Determine how many lines in this listing contain the word "step" and report that number by itself.

____

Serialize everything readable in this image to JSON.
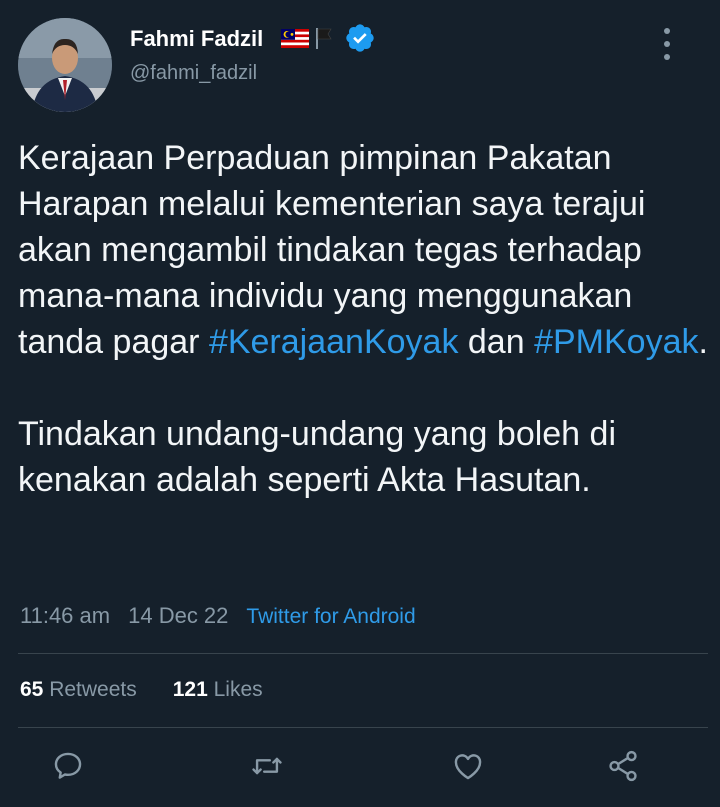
{
  "author": {
    "name": "Fahmi Fadzil",
    "handle": "@fahmi_fadzil",
    "verified": true
  },
  "tweet": {
    "paragraph1_part1": "Kerajaan Perpaduan pimpinan Pakatan Harapan melalui kementerian saya terajui akan mengambil tindakan tegas terhadap mana-mana individu yang menggunakan tanda pagar ",
    "hashtag1": "#KerajaanKoyak",
    "connector": " dan ",
    "hashtag2": "#PMKoyak",
    "end_punct": ".",
    "paragraph2": "Tindakan undang-undang yang boleh di kenakan adalah seperti Akta Hasutan."
  },
  "meta": {
    "time": "11:46 am",
    "date": "14 Dec 22",
    "source": "Twitter for Android"
  },
  "stats": {
    "retweets_count": "65",
    "retweets_label": " Retweets",
    "likes_count": "121",
    "likes_label": " Likes"
  },
  "icons": {
    "reply": "comment-icon",
    "retweet": "retweet-icon",
    "like": "heart-icon",
    "share": "share-icon",
    "more": "more-vertical-icon",
    "verified": "verified-badge-icon"
  },
  "colors": {
    "background": "#15202b",
    "text": "#f2f5f7",
    "secondary": "#8899a6",
    "link": "#2f9be8",
    "verified": "#1d9bf0",
    "divider": "#38444d"
  }
}
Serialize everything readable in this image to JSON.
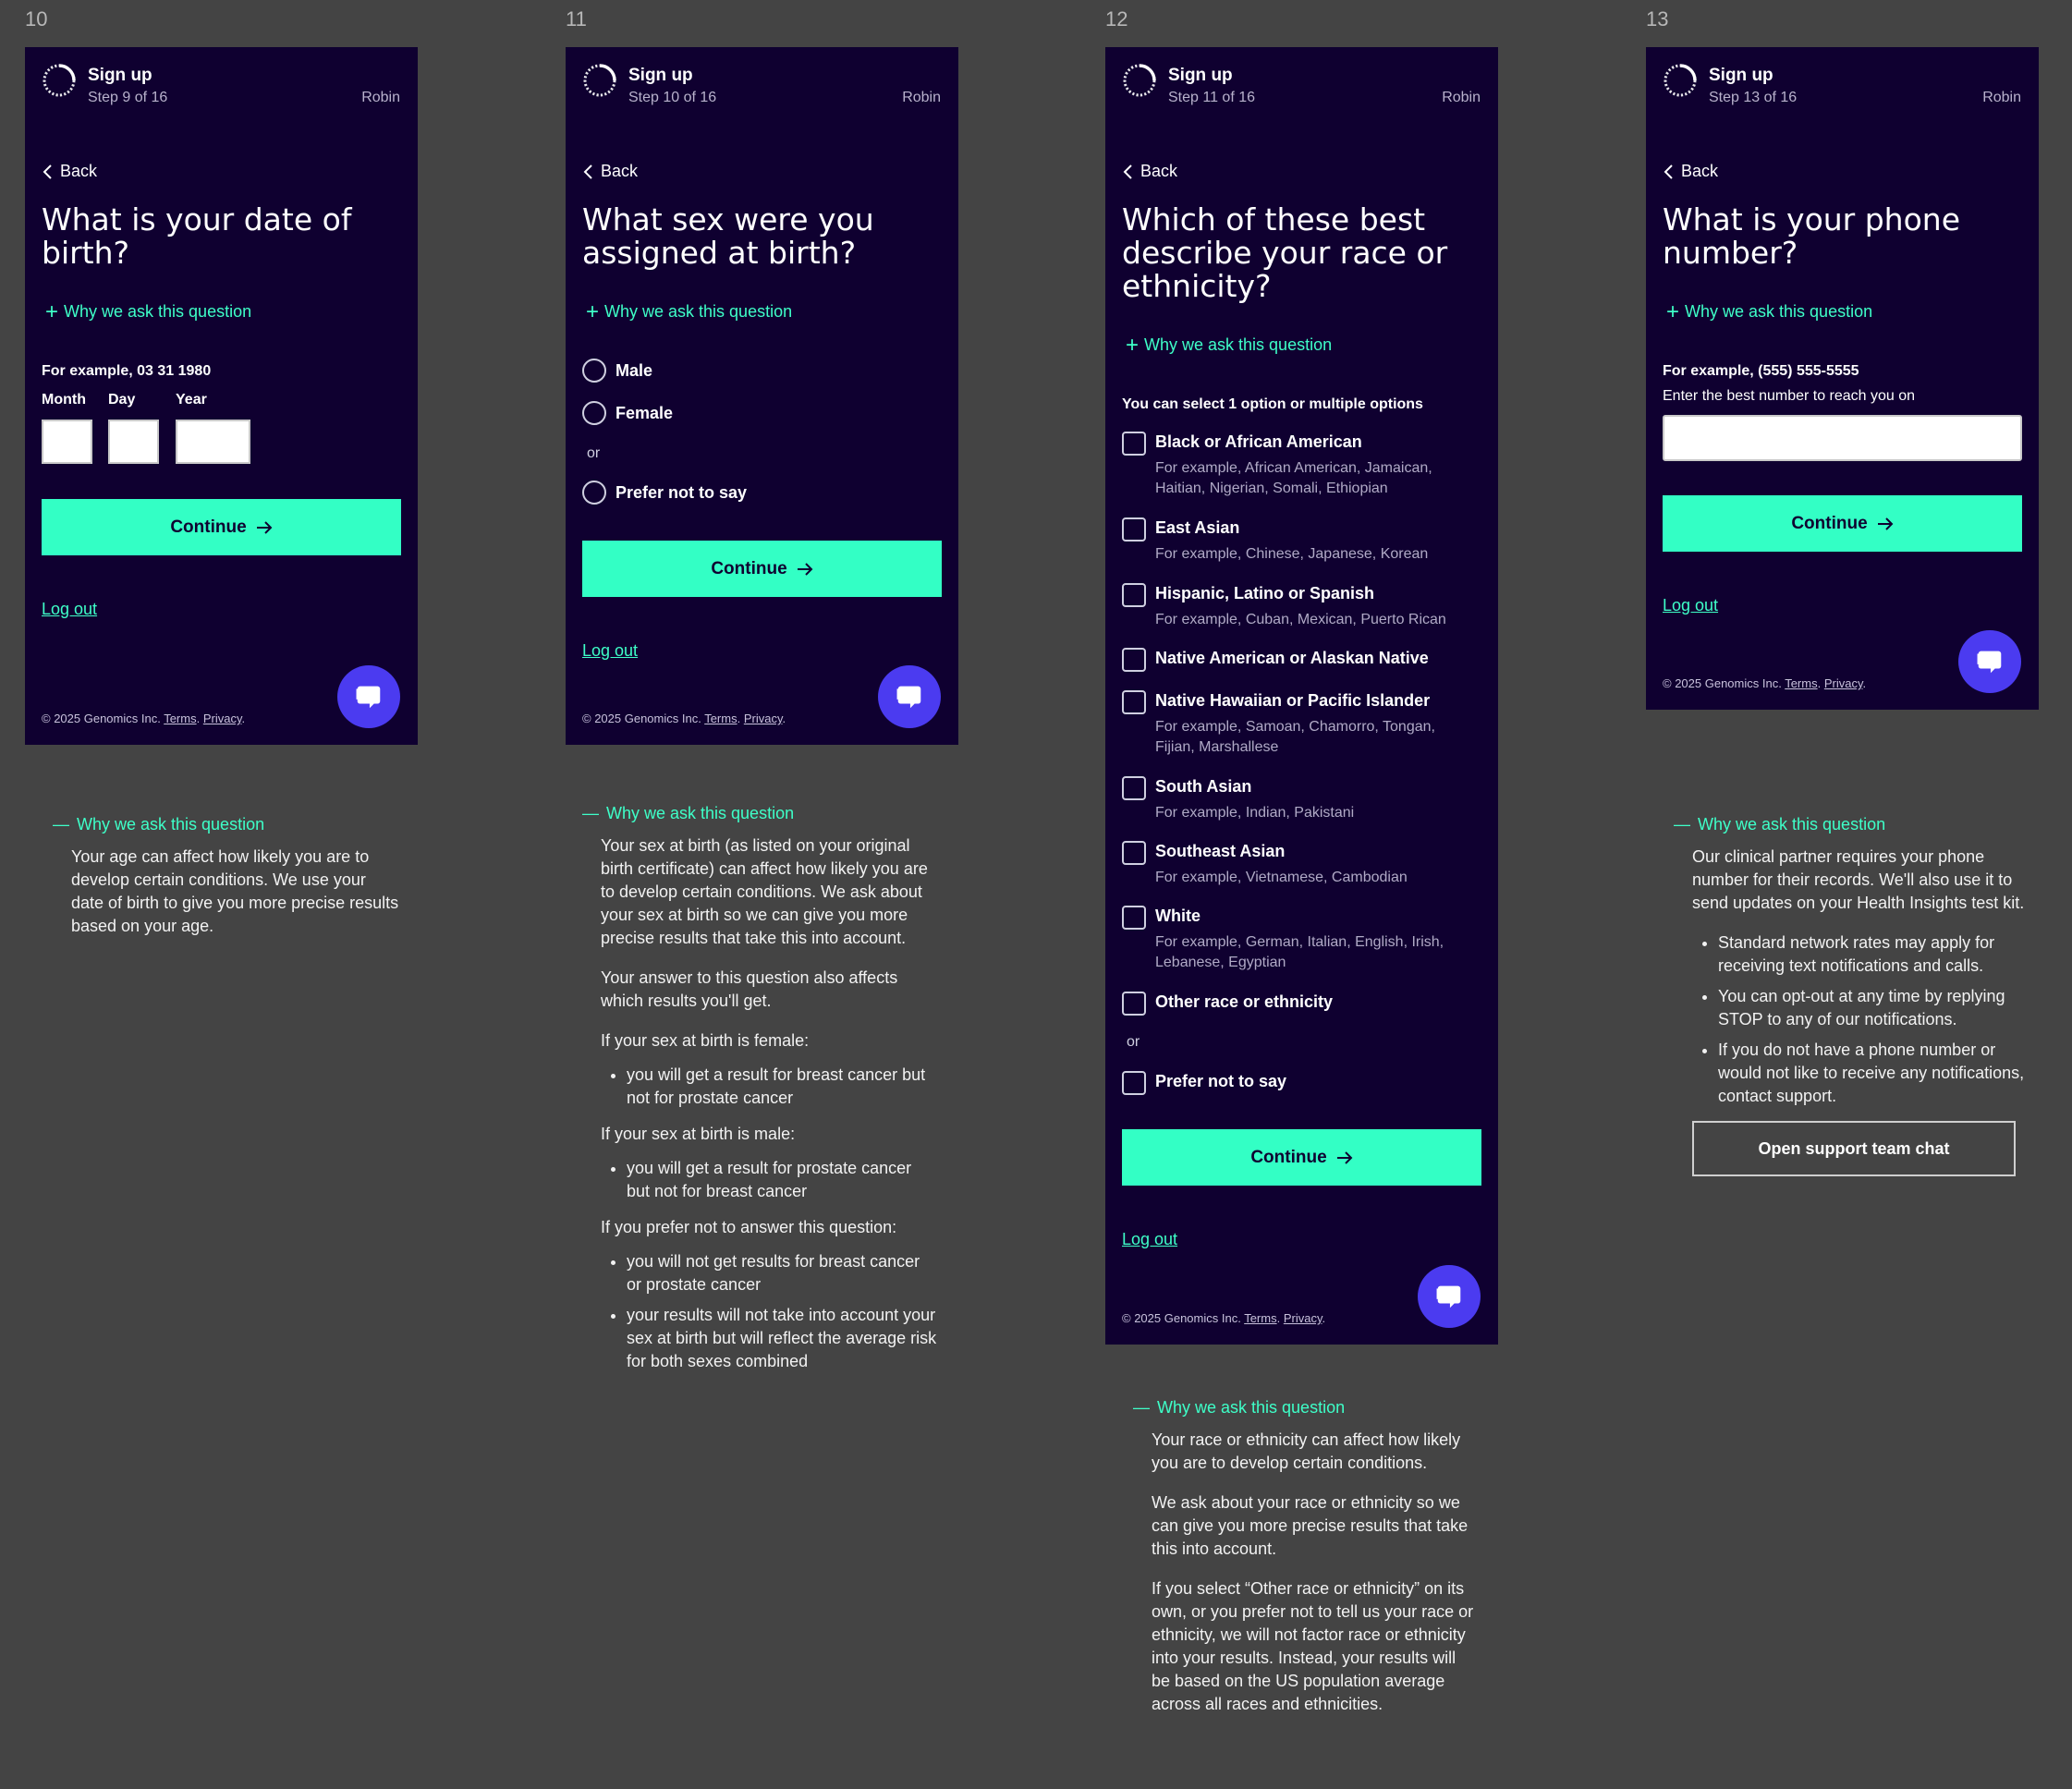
{
  "frames": [
    "10",
    "11",
    "12",
    "13"
  ],
  "common": {
    "title": "Sign up",
    "user": "Robin",
    "back": "Back",
    "why": "Why we ask this question",
    "continue": "Continue",
    "logout": "Log out",
    "copyright": "© 2025 Genomics Inc.",
    "terms": "Terms",
    "privacy": "Privacy"
  },
  "s1": {
    "step": "Step 9 of 16",
    "question": "What is your date of birth?",
    "example": "For example, 03 31 1980",
    "month": "Month",
    "day": "Day",
    "year": "Year",
    "month_value": "",
    "day_value": "",
    "year_value": ""
  },
  "s2": {
    "step": "Step 10 of 16",
    "question": "What sex were you assigned at birth?",
    "options": [
      "Male",
      "Female"
    ],
    "or": "or",
    "prefer": "Prefer not to say"
  },
  "s3": {
    "step": "Step 11 of 16",
    "question": "Which of these best describe your race or ethnicity?",
    "instruction": "You can select 1 option or multiple options",
    "options": [
      {
        "label": "Black or African American",
        "example": "For example, African American, Jamaican, Haitian, Nigerian, Somali, Ethiopian"
      },
      {
        "label": "East Asian",
        "example": "For example, Chinese, Japanese, Korean"
      },
      {
        "label": "Hispanic, Latino or Spanish",
        "example": "For example, Cuban, Mexican, Puerto Rican"
      },
      {
        "label": "Native American or Alaskan Native",
        "example": ""
      },
      {
        "label": "Native Hawaiian or Pacific Islander",
        "example": "For example, Samoan, Chamorro, Tongan, Fijian, Marshallese"
      },
      {
        "label": "South Asian",
        "example": "For example, Indian, Pakistani"
      },
      {
        "label": "Southeast Asian",
        "example": "For example, Vietnamese, Cambodian"
      },
      {
        "label": "White",
        "example": "For example, German, Italian, English, Irish, Lebanese, Egyptian"
      },
      {
        "label": "Other race or ethnicity",
        "example": ""
      }
    ],
    "or": "or",
    "prefer": "Prefer not to say"
  },
  "s4": {
    "step": "Step 13 of 16",
    "question": "What is your phone number?",
    "example": "For example, (555) 555-5555",
    "hint": "Enter the best number to reach you on",
    "phone_value": ""
  },
  "e1": {
    "heading": "Why we ask this question",
    "body": "Your age can affect how likely you are to develop certain conditions. We use your date of birth to give you more precise results based on your age."
  },
  "e2": {
    "heading": "Why we ask this question",
    "p1": "Your sex at birth (as listed on your original birth certificate) can affect how likely you are to develop certain conditions. We ask about your sex at birth so we can give you more precise results that take this into account.",
    "p2": "Your answer to this question also affects which results you'll get.",
    "female_h": "If your sex at birth is female:",
    "female_li": "you will get a result for breast cancer but not for prostate cancer",
    "male_h": "If your sex at birth is male:",
    "male_li": "you will get a result for prostate cancer but not for breast cancer",
    "prefer_h": "If you prefer not to answer this question:",
    "prefer_li1": "you will not get results for breast cancer or prostate cancer",
    "prefer_li2": "your results will not take into account your sex at birth but will reflect the average risk for both sexes combined"
  },
  "e3": {
    "heading": "Why we ask this question",
    "p1": "Your race or ethnicity can affect how likely you are to develop certain conditions.",
    "p2": "We ask about your race or ethnicity so we can give you more precise results that take this into account.",
    "p3": "If you select “Other race or ethnicity” on its own, or you prefer not to tell us your race or ethnicity, we will not factor race or ethnicity into your results. Instead, your results will be based on the US population average across all races and ethnicities."
  },
  "e4": {
    "heading": "Why we ask this question",
    "p1": "Our clinical partner requires your phone number for their records. We'll also use it to send updates on your Health Insights test kit.",
    "li1": "Standard network rates may apply for receiving text notifications and calls.",
    "li2": "You can opt-out at any time by replying STOP to any of our notifications.",
    "li3": "If you do not have a phone number or would not like to receive any notifications, contact support.",
    "button": "Open support team chat"
  }
}
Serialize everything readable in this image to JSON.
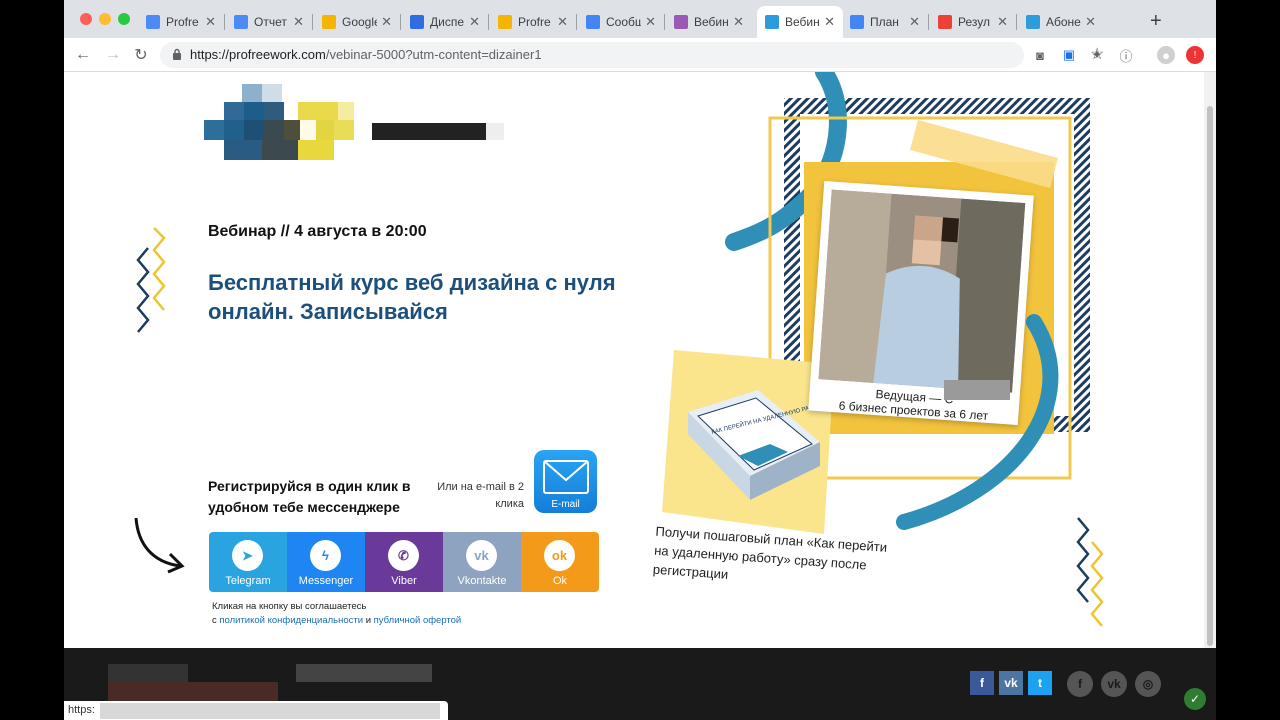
{
  "browser": {
    "tabs": [
      {
        "label": "Profre",
        "color": "#4c8bf5",
        "icon": "jira-icon"
      },
      {
        "label": "Отчет",
        "color": "#4c8bf5",
        "icon": "jira-icon"
      },
      {
        "label": "Google",
        "color": "#f4b400",
        "icon": "analytics-icon"
      },
      {
        "label": "Диспе",
        "color": "#2f6de1",
        "icon": "diamond-icon"
      },
      {
        "label": "Profre",
        "color": "#f4b400",
        "icon": "analytics-icon"
      },
      {
        "label": "Сообщ",
        "color": "#4285f4",
        "icon": "chat-icon"
      },
      {
        "label": "Вебин",
        "color": "#9b59b6",
        "icon": "figma-icon"
      },
      {
        "label": "Вебин",
        "color": "#2d9cdb",
        "icon": "cloud-icon"
      },
      {
        "label": "План",
        "color": "#4285f4",
        "icon": "docs-icon"
      },
      {
        "label": "Резул",
        "color": "#ea4335",
        "icon": "gmail-icon"
      },
      {
        "label": "Абоне",
        "color": "#2d9cdb",
        "icon": "cloud-icon"
      }
    ],
    "url_main": "https://profreework.com",
    "url_rest": "/vebinar-5000?utm-content=dizainer1"
  },
  "page": {
    "event_line": "Вебинар // 4 августа в 20:00",
    "headline": "Бесплатный курс веб дизайна с нуля онлайн. Записывайся",
    "reg_title": "Регистрируйся в один клик в удобном тебе мессенджере",
    "email_hint": "Или на e-mail в 2 клика",
    "email_label": "E-mail",
    "messengers": [
      {
        "label": "Telegram",
        "color": "#2aa4e0",
        "glyph": "➤",
        "icon": "telegram-icon"
      },
      {
        "label": "Messenger",
        "color": "#1f85f2",
        "glyph": "ϟ",
        "icon": "messenger-icon"
      },
      {
        "label": "Viber",
        "color": "#6a3a9a",
        "glyph": "✆",
        "icon": "viber-icon"
      },
      {
        "label": "Vkontakte",
        "color": "#8da3c0",
        "glyph": "vk",
        "icon": "vk-icon"
      },
      {
        "label": "Ok",
        "color": "#f39a1a",
        "glyph": "ok",
        "icon": "odnoklassniki-icon"
      }
    ],
    "consent_line1": "Кликая на кнопку вы соглашаетесь",
    "consent_prefix": "с",
    "consent_privacy": "политикой конфиденциальности",
    "consent_and": "и",
    "consent_offer": "публичной офертой",
    "host_caption_1": "Ведущая — С",
    "host_caption_2": "6 бизнес проектов за 6 лет",
    "book_title": "КАК ПЕРЕЙТИ НА УДАЛЕННУЮ РАБОТУ",
    "promo": "Получи пошаговый план «Как перейти на удаленную работу» сразу после регистрации"
  },
  "footer": {
    "status_text": "https:",
    "social_square": [
      {
        "glyph": "f",
        "color": "#3b5998",
        "icon": "facebook-icon"
      },
      {
        "glyph": "vk",
        "color": "#4c75a3",
        "icon": "vk-icon"
      },
      {
        "glyph": "t",
        "color": "#1da1f2",
        "icon": "twitter-icon"
      }
    ],
    "social_round": [
      {
        "glyph": "f",
        "icon": "facebook-round-icon"
      },
      {
        "glyph": "vk",
        "icon": "vk-round-icon"
      },
      {
        "glyph": "◎",
        "icon": "instagram-icon"
      }
    ]
  }
}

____

* Output of the exercise
4